If Aaron and I could live anywhere in Scotland, I think we'd choose the village of Glen Coe. It's location, nestled between the huge, rolling hills of the glen, is nearly perfect. One narrow street runs through the majority of the village so we opted to park the car and walk around (because roads are rather tiny here!)
I was so excited to see my first thatched roof building! The Glen Coe Museum was sadly closed, otherwise we would have checked it out.
Looking up the street towards the Pap of Glencoe, the first of the mountains belonging to Aonach Eagach Ridge.
We loved the picturesque cottages surrounded by the massive mountains and hills.
This cross was erected for Clan McDonald, specifically for the Chief of the Clan, who was killed in the Glencoe Massacre along with 37 other men and an additional 40 women and children, who perished due to exposure from the cold. What made the Glencoe Massacre so heinous, beyond just a simple feud between two opposing clans, was the deceit and betrayal of a visiting clan commander and his militia murdering their hosts. Captain Robert Campbell of Glenlyon was even distantly related to the McDonald clan, by marriage, and he stayed in the McDonald house in Glencoe for two weeks before initiating the massacre and killing the chief. Some under Campbell's command warned their McDonald hosts of the impending murders, which allowed them to escape the massacre. At least two lieutenants broke their swords so the could not participate in what they viewed as a betrayal to the "murder under trust" code under Scottish Law. And by luck, poor timing, or intentional planning, 800 men under Campbell never made it to their positions blocking off the escape routes, thereby allowing many from the village to flee unscathed. The massacre was part of an attempt to break the Scottish clan system. It had been planned for several months, even after McDonald signed an oath of allegiance to William, Prince of Orange, an oath which should have guaranteed the clan's safety. The Campbell's took part in the massacre as a way of "getting even" with the McDonalds after years of raiding and stealing.
As a result of the massacre, those involved became martyrs to the Jacobite cause in 1715 and again in 1745. A revival of of interest in the massacre occurred again during the Victorian era in both art and literature. Even today, George R. R. Martin used the bloody story (along with the Douglass Murder in 1440) as a basis for the "Red Wedding" in his book, A Storm of Swords. As far as bad relations between the Campbells and the McDonalds? Perhaps they're still there, probably more for tourists then actual hard feelings and can be seen in various restaurants and inns where signs bear the inscription, "NO HAWKERS OR CAMPBELLS".
In true Scottish tradition, the Glen is said to be haunted by those who lost their lives in the massacre. Supposedly, on the 13th of February, the date of the massacre, the Glen is filled with the eerie sounds of those who died, and a few claim to have seen the ghostly victims of the massacre. All rubbish of course, but the knowledge that such a dark massacre occurred in this Glen can make it seem a bit creepy after dark.

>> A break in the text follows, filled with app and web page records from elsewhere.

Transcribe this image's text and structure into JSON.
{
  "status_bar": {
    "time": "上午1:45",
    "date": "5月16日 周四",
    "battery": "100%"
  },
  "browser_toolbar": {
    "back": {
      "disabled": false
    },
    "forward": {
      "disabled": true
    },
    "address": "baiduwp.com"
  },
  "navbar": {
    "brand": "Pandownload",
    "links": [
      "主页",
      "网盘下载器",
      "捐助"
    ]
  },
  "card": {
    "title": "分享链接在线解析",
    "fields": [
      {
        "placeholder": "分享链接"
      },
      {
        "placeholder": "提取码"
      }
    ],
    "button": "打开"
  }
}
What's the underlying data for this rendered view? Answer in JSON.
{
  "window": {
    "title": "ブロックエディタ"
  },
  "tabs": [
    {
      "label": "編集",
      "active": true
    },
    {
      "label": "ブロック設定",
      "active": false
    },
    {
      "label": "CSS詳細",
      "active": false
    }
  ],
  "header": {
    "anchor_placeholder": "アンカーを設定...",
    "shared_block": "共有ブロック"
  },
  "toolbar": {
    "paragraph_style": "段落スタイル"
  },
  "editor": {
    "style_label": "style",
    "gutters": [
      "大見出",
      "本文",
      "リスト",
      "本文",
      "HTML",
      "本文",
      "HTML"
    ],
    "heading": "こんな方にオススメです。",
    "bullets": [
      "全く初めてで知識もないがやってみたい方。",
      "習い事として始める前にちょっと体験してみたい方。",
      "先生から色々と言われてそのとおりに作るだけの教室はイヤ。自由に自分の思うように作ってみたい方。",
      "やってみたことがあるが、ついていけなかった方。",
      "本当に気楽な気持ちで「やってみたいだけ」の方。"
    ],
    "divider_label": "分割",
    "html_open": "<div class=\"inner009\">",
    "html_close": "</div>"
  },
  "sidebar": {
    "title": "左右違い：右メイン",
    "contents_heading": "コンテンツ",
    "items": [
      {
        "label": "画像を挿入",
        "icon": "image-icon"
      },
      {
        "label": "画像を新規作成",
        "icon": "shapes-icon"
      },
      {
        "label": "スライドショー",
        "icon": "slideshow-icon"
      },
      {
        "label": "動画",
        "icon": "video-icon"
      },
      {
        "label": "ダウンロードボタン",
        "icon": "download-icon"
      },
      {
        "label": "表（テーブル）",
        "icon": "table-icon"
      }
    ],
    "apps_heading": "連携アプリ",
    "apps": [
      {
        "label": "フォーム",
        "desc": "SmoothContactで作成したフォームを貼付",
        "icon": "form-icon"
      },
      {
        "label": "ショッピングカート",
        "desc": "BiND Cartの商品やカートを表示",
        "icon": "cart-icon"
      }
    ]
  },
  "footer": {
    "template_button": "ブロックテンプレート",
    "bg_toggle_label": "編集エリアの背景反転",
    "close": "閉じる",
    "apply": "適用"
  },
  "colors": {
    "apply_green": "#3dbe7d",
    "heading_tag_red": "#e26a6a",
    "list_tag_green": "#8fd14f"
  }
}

There are plenty of places to stay in the village, mostly small B&Bs. The Glencoe House is a luxury hotel at the far end of the village (and the lodge initially belonging to the house is for sale if anyone has some extra pennies to rub together and fancies a restoration project!). The Clachaig Inn is a famous nearby inn that boasts cheapish lodging and an excellent pub and tasty food. We personally can attest to the good food found there. The chicken and leek pie is to die for. My mouth is watering just thinking about it! And Fort William is less then a half hour drive away if you're looking for more civilization then just what the village has to offer. Overall, this tiny town is an excellent representation of true Scotland, all due to its stunning scenery, famous history, peace and quiet, and mild ghostly hauntings.